Bringing the world to ONS: Working together on data science and big data

As part of the ONS Data Science Campus five-year celebrations we recently hosted a three-day event to advance international collaboration and celebrate the international impact of our work.

We welcomed guests from 26 national and international organisations at our offices in Newport, including partners from Rwanda, Brazil, Thailand, Lebanon, Jordan and Canada. Our partners brought a wide range of skills from the world of Big Data and official statistics ranging from chief technology officers and methodology leads to data scientists and national statisticians.

This wealth of knowledge and experience gave us a unique opportunity to learn about the data science journey each of the organisations had been on over the past five years. One of the highlights of the event was a panel discussion with senior leaders from Ghana, Ireland, UK and the Netherlands, sharing the lessons learned from their organisations’ different experiences. Ronald Jansen, Assistant Director of the United Nations Statistics Division helped us understand how much progress official statistical organisations around the world have made come in building data capability.

Across the three days a series of sprints and workshops focused on projects involving the Campus, other National Statistical Organisations, and the UN. These covered several core themes including capability, technology and new methods and data sources and were run by groups that included the UNECE (United Nations Economic Commission for Europe) Blue Sky Thinking Network, the UN Regional Hubs, the ONS-UNECE Machine Learning group. As a result of the work in Newport, the UNECE (BSTN) is now moving forward with a new project on cloud use for official statistics. The four UN Regional Hubs are stepping up activities to share experiences with each other to accelerate their development.

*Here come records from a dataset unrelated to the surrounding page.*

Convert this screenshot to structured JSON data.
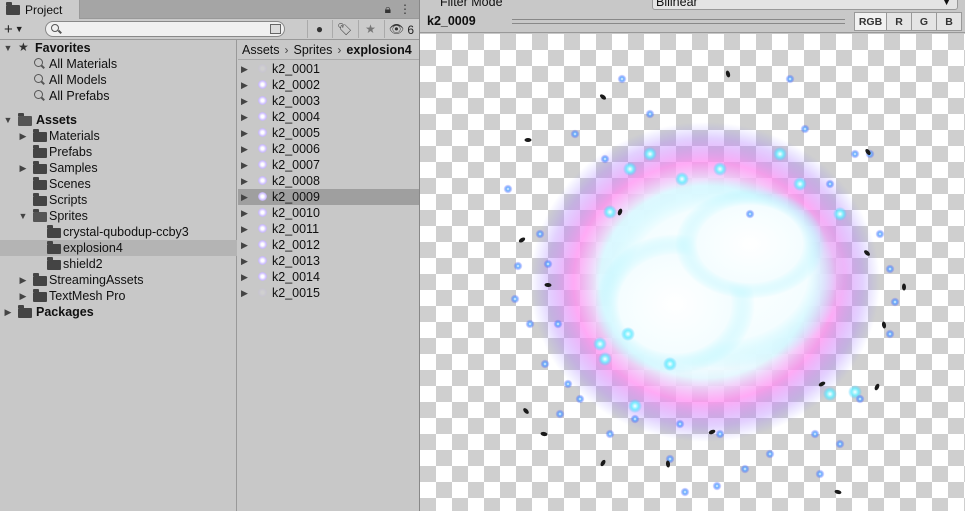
{
  "project_tab": {
    "title": "Project"
  },
  "toolbar": {
    "search_placeholder": "",
    "hidden_count": "6"
  },
  "tree": {
    "favorites": {
      "label": "Favorites",
      "items": [
        "All Materials",
        "All Models",
        "All Prefabs"
      ]
    },
    "assets": {
      "label": "Assets",
      "children": [
        {
          "label": "Materials"
        },
        {
          "label": "Prefabs"
        },
        {
          "label": "Samples"
        },
        {
          "label": "Scenes"
        },
        {
          "label": "Scripts"
        },
        {
          "label": "Sprites"
        },
        {
          "label": "crystal-qubodup-ccby3"
        },
        {
          "label": "explosion4"
        },
        {
          "label": "shield2"
        },
        {
          "label": "StreamingAssets"
        },
        {
          "label": "TextMesh Pro"
        }
      ]
    },
    "packages": {
      "label": "Packages"
    }
  },
  "breadcrumb": [
    "Assets",
    "Sprites",
    "explosion4"
  ],
  "files": [
    "k2_0001",
    "k2_0002",
    "k2_0003",
    "k2_0004",
    "k2_0005",
    "k2_0006",
    "k2_0007",
    "k2_0008",
    "k2_0009",
    "k2_0010",
    "k2_0011",
    "k2_0012",
    "k2_0013",
    "k2_0014",
    "k2_0015"
  ],
  "selected_file": "k2_0009",
  "inspector": {
    "filter_label": "Filter Mode",
    "filter_value": "Bilinear",
    "preview_title": "k2_0009",
    "channels": [
      "RGB",
      "R",
      "G",
      "B"
    ]
  }
}
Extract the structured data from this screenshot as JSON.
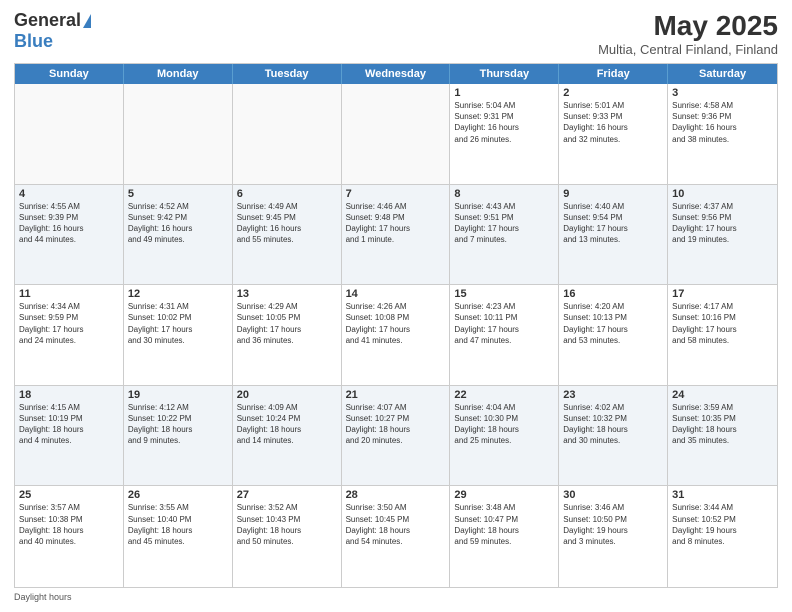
{
  "logo": {
    "general": "General",
    "blue": "Blue"
  },
  "title": "May 2025",
  "subtitle": "Multia, Central Finland, Finland",
  "days": [
    "Sunday",
    "Monday",
    "Tuesday",
    "Wednesday",
    "Thursday",
    "Friday",
    "Saturday"
  ],
  "footer": "Daylight hours",
  "weeks": [
    [
      {
        "date": "",
        "info": ""
      },
      {
        "date": "",
        "info": ""
      },
      {
        "date": "",
        "info": ""
      },
      {
        "date": "",
        "info": ""
      },
      {
        "date": "1",
        "info": "Sunrise: 5:04 AM\nSunset: 9:31 PM\nDaylight: 16 hours\nand 26 minutes."
      },
      {
        "date": "2",
        "info": "Sunrise: 5:01 AM\nSunset: 9:33 PM\nDaylight: 16 hours\nand 32 minutes."
      },
      {
        "date": "3",
        "info": "Sunrise: 4:58 AM\nSunset: 9:36 PM\nDaylight: 16 hours\nand 38 minutes."
      }
    ],
    [
      {
        "date": "4",
        "info": "Sunrise: 4:55 AM\nSunset: 9:39 PM\nDaylight: 16 hours\nand 44 minutes."
      },
      {
        "date": "5",
        "info": "Sunrise: 4:52 AM\nSunset: 9:42 PM\nDaylight: 16 hours\nand 49 minutes."
      },
      {
        "date": "6",
        "info": "Sunrise: 4:49 AM\nSunset: 9:45 PM\nDaylight: 16 hours\nand 55 minutes."
      },
      {
        "date": "7",
        "info": "Sunrise: 4:46 AM\nSunset: 9:48 PM\nDaylight: 17 hours\nand 1 minute."
      },
      {
        "date": "8",
        "info": "Sunrise: 4:43 AM\nSunset: 9:51 PM\nDaylight: 17 hours\nand 7 minutes."
      },
      {
        "date": "9",
        "info": "Sunrise: 4:40 AM\nSunset: 9:54 PM\nDaylight: 17 hours\nand 13 minutes."
      },
      {
        "date": "10",
        "info": "Sunrise: 4:37 AM\nSunset: 9:56 PM\nDaylight: 17 hours\nand 19 minutes."
      }
    ],
    [
      {
        "date": "11",
        "info": "Sunrise: 4:34 AM\nSunset: 9:59 PM\nDaylight: 17 hours\nand 24 minutes."
      },
      {
        "date": "12",
        "info": "Sunrise: 4:31 AM\nSunset: 10:02 PM\nDaylight: 17 hours\nand 30 minutes."
      },
      {
        "date": "13",
        "info": "Sunrise: 4:29 AM\nSunset: 10:05 PM\nDaylight: 17 hours\nand 36 minutes."
      },
      {
        "date": "14",
        "info": "Sunrise: 4:26 AM\nSunset: 10:08 PM\nDaylight: 17 hours\nand 41 minutes."
      },
      {
        "date": "15",
        "info": "Sunrise: 4:23 AM\nSunset: 10:11 PM\nDaylight: 17 hours\nand 47 minutes."
      },
      {
        "date": "16",
        "info": "Sunrise: 4:20 AM\nSunset: 10:13 PM\nDaylight: 17 hours\nand 53 minutes."
      },
      {
        "date": "17",
        "info": "Sunrise: 4:17 AM\nSunset: 10:16 PM\nDaylight: 17 hours\nand 58 minutes."
      }
    ],
    [
      {
        "date": "18",
        "info": "Sunrise: 4:15 AM\nSunset: 10:19 PM\nDaylight: 18 hours\nand 4 minutes."
      },
      {
        "date": "19",
        "info": "Sunrise: 4:12 AM\nSunset: 10:22 PM\nDaylight: 18 hours\nand 9 minutes."
      },
      {
        "date": "20",
        "info": "Sunrise: 4:09 AM\nSunset: 10:24 PM\nDaylight: 18 hours\nand 14 minutes."
      },
      {
        "date": "21",
        "info": "Sunrise: 4:07 AM\nSunset: 10:27 PM\nDaylight: 18 hours\nand 20 minutes."
      },
      {
        "date": "22",
        "info": "Sunrise: 4:04 AM\nSunset: 10:30 PM\nDaylight: 18 hours\nand 25 minutes."
      },
      {
        "date": "23",
        "info": "Sunrise: 4:02 AM\nSunset: 10:32 PM\nDaylight: 18 hours\nand 30 minutes."
      },
      {
        "date": "24",
        "info": "Sunrise: 3:59 AM\nSunset: 10:35 PM\nDaylight: 18 hours\nand 35 minutes."
      }
    ],
    [
      {
        "date": "25",
        "info": "Sunrise: 3:57 AM\nSunset: 10:38 PM\nDaylight: 18 hours\nand 40 minutes."
      },
      {
        "date": "26",
        "info": "Sunrise: 3:55 AM\nSunset: 10:40 PM\nDaylight: 18 hours\nand 45 minutes."
      },
      {
        "date": "27",
        "info": "Sunrise: 3:52 AM\nSunset: 10:43 PM\nDaylight: 18 hours\nand 50 minutes."
      },
      {
        "date": "28",
        "info": "Sunrise: 3:50 AM\nSunset: 10:45 PM\nDaylight: 18 hours\nand 54 minutes."
      },
      {
        "date": "29",
        "info": "Sunrise: 3:48 AM\nSunset: 10:47 PM\nDaylight: 18 hours\nand 59 minutes."
      },
      {
        "date": "30",
        "info": "Sunrise: 3:46 AM\nSunset: 10:50 PM\nDaylight: 19 hours\nand 3 minutes."
      },
      {
        "date": "31",
        "info": "Sunrise: 3:44 AM\nSunset: 10:52 PM\nDaylight: 19 hours\nand 8 minutes."
      }
    ]
  ]
}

Michael Reusens, Data Science Coordinator from Statistics Flanders, led the Machine Learning Group’s web scraping data sprint, and commented: “The in-person sprint was extremely motivational for our group. It was really valuable to work side-by-side with colleagues in the room compared to working alone or purely online”.

Other participants spoke about being able to meet people from so many different organisations and projects and of having those informal conversations that really help build connections and create new ideas.

The UN Regional Hubs delivered several outcomes. Ceri Regan, Data Science Campus, and UN TCCD Task Team on Training, Competencies and Capacity Development member commented: “We promoted the UN Regional Hubs, learned how they could support each other and leverage synergies, discussed potential partnerships and promoted the capability building tools already available to NSOs. The depth of discussion was noted throughout – this never happens virtually!”

The event produced a wide range of outcomes in the areas of building capability and innovating with new techniques and data sources. Data science capability experts from the Campus including our International Development Squad and UN TCCD held insightful discussions on how best to deliver data science training, globally, on mass, in an online virtual world. The UK and UN experts also identified opportunities for stronger partnerships.

“This is one of the first large-scale meetings ONS has hosted at its offices since the start of the pandemic,” commented Hannah Rogers, one of the event organisers. “Preparations were significant and involved many ONS teams. It was great to see everything come together so well during the event itself.”

Many new connections were made, and existing relationships renewed. By expanding professional networks, the meeting has helped lay the ground for future collaboration and the generation of new ideas across the international statistical community.

We are proud to say that over the three days we cemented our reputation as a leader in international data science for official statistics, shaping the statistical agenda, leading collaboration on the most urgent statistical challenges, and promoting the UK as a world leader in data science for official statistics.